Activity ::
How many lines within the records include the word "Emitente"? Only that number should be given.

Records contained in a dataset ::
--

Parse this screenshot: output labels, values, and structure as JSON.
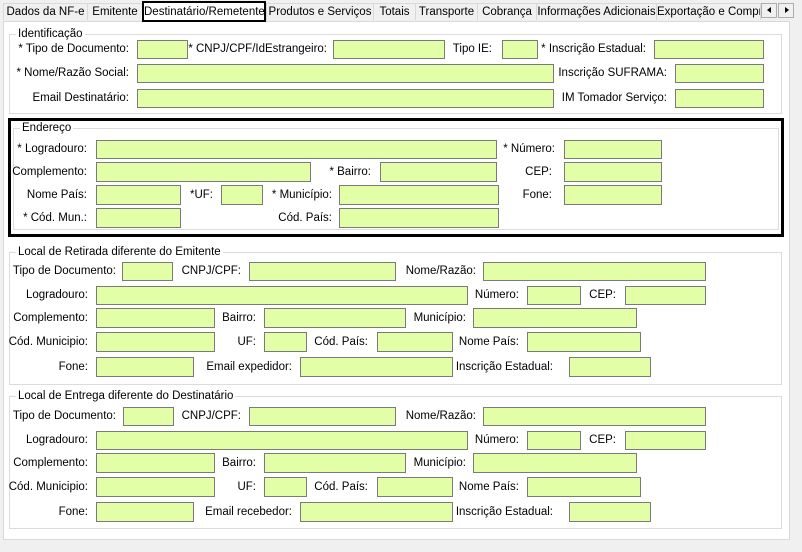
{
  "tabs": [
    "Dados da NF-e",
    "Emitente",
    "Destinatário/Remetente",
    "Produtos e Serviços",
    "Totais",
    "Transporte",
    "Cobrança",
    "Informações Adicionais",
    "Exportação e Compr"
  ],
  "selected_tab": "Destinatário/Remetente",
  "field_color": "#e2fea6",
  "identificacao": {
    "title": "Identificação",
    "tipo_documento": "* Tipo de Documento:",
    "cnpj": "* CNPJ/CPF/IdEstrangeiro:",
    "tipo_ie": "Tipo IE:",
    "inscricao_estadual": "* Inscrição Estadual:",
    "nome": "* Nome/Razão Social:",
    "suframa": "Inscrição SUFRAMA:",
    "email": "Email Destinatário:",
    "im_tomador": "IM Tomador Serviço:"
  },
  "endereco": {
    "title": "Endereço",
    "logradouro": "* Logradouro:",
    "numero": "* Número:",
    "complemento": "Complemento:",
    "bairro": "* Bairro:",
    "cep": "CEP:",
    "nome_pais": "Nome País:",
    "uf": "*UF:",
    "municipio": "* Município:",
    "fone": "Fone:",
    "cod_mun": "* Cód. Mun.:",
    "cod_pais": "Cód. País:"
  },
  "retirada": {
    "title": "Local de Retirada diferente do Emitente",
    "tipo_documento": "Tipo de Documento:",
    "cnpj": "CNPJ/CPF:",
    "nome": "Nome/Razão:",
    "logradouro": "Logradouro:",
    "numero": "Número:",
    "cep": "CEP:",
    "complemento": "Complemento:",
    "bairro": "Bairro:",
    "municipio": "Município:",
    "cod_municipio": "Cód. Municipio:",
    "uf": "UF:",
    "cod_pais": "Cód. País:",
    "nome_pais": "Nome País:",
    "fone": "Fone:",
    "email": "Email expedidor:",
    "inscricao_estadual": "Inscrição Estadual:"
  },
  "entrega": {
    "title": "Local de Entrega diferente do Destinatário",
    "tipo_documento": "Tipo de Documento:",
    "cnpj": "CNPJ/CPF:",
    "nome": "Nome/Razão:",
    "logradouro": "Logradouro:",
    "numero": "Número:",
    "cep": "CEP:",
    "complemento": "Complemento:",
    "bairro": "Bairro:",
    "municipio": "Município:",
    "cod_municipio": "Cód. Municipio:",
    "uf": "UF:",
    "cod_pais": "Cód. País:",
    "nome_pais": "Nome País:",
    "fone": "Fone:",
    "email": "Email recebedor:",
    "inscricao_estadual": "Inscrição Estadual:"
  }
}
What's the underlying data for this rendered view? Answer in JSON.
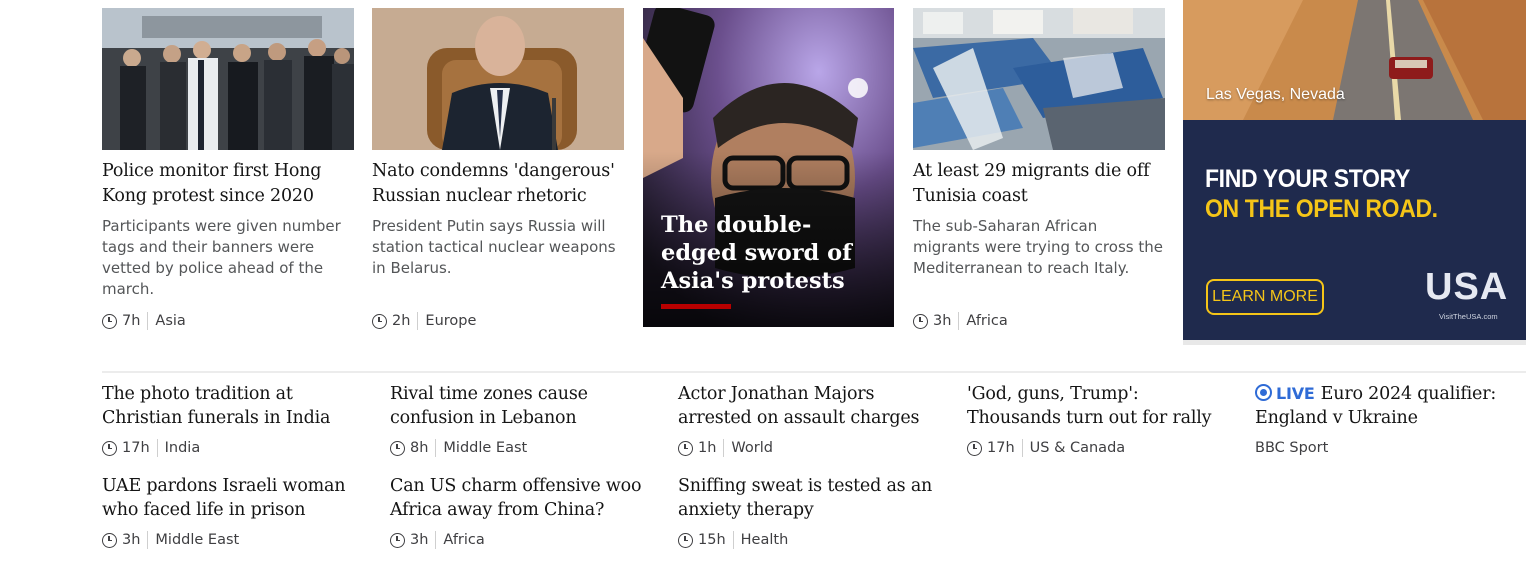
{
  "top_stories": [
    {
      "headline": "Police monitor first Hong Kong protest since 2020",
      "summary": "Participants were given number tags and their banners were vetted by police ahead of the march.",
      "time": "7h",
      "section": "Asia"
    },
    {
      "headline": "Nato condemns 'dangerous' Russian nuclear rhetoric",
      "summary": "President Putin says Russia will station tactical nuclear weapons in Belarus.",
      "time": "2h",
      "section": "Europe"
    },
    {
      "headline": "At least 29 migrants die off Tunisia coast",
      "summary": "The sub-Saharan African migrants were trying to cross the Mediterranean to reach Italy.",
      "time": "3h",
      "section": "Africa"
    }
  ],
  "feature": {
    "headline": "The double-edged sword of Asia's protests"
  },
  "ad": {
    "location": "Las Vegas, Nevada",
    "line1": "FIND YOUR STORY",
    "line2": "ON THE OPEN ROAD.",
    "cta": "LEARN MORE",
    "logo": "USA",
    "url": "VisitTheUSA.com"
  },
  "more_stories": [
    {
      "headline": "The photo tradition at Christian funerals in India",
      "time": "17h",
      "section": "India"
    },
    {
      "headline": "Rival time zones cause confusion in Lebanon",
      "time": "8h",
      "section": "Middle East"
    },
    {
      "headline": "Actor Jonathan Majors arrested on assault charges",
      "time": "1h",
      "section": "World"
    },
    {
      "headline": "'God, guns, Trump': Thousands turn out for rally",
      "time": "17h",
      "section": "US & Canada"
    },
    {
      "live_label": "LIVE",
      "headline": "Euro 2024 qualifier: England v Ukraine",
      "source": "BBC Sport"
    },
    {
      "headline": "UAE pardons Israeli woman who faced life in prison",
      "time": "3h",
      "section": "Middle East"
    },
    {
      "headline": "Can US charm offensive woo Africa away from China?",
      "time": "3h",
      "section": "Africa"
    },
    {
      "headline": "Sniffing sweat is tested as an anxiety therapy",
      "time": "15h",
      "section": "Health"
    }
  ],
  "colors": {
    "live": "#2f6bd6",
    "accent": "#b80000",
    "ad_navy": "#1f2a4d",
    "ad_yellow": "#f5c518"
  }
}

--

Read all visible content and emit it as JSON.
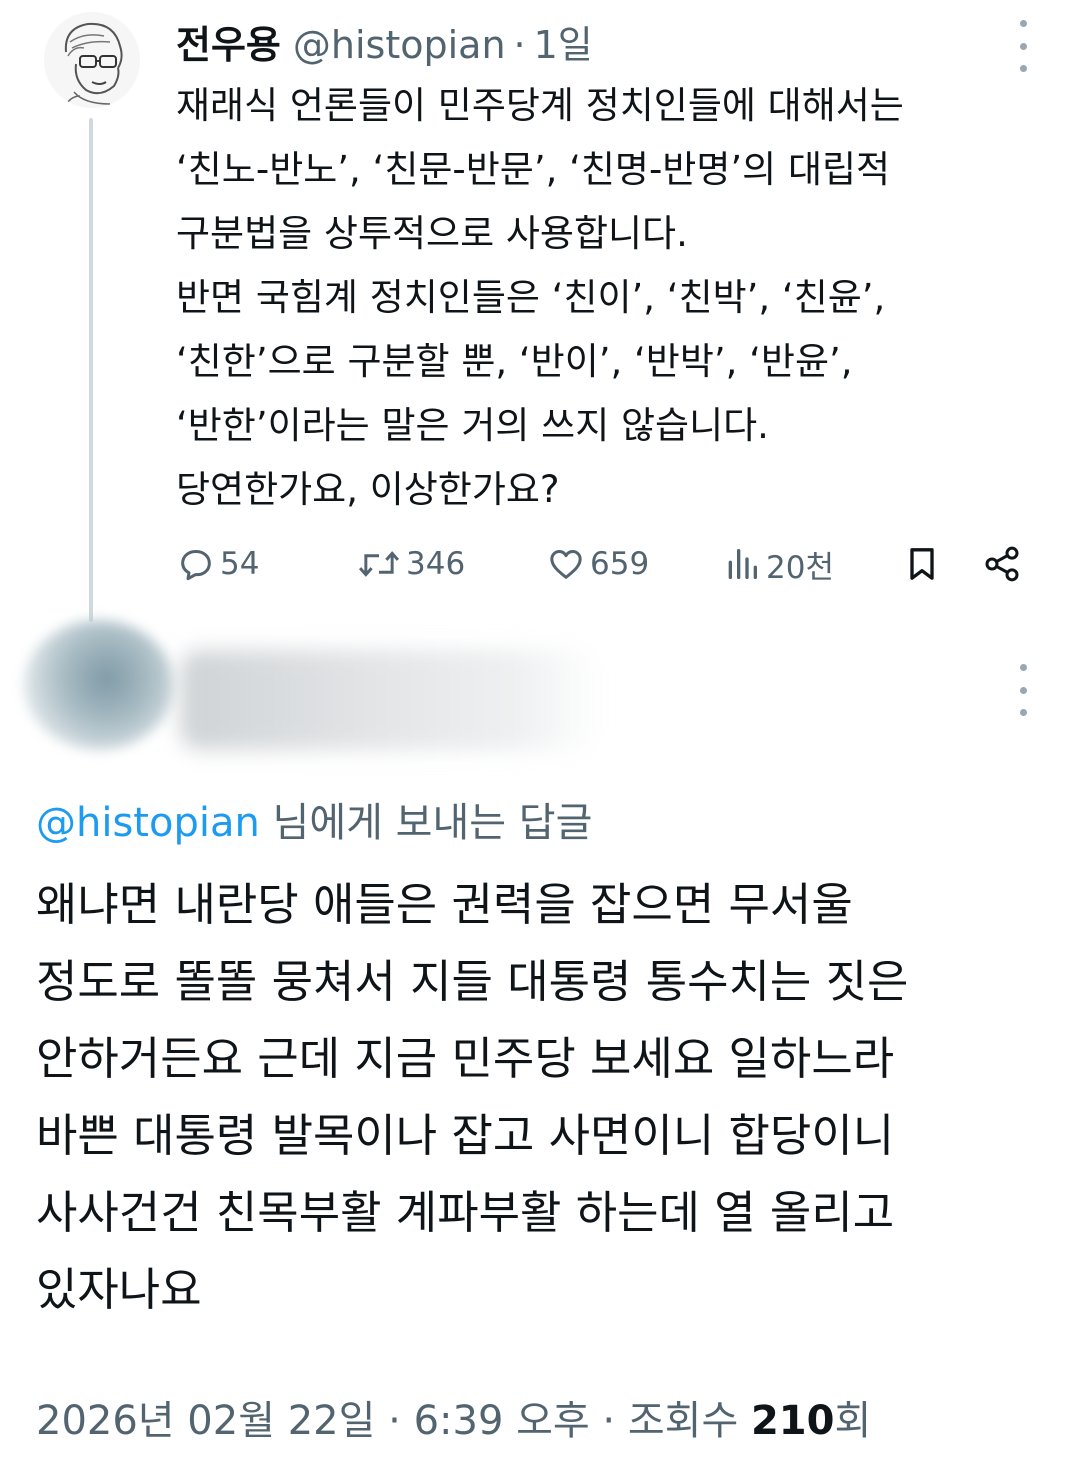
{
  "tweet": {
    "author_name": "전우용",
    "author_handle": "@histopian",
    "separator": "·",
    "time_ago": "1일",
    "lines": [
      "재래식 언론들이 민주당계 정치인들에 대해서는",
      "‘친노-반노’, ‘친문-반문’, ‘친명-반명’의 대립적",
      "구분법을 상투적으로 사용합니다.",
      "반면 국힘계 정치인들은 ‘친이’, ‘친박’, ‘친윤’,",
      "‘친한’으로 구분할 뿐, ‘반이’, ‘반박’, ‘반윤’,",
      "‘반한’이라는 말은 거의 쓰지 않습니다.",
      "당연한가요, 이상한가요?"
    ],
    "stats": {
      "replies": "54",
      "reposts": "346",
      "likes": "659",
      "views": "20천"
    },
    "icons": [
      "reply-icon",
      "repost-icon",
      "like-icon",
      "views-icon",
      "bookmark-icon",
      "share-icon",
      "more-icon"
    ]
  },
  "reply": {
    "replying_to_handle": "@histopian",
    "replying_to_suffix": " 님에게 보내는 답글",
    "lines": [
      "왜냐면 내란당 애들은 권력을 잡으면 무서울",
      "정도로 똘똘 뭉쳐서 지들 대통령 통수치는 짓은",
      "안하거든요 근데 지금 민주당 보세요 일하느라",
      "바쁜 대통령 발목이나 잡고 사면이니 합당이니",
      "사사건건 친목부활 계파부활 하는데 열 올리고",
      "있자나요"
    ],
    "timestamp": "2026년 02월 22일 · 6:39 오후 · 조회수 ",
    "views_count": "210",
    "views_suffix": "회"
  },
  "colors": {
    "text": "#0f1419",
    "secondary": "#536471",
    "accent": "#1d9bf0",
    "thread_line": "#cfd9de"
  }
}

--

Written answer ::
2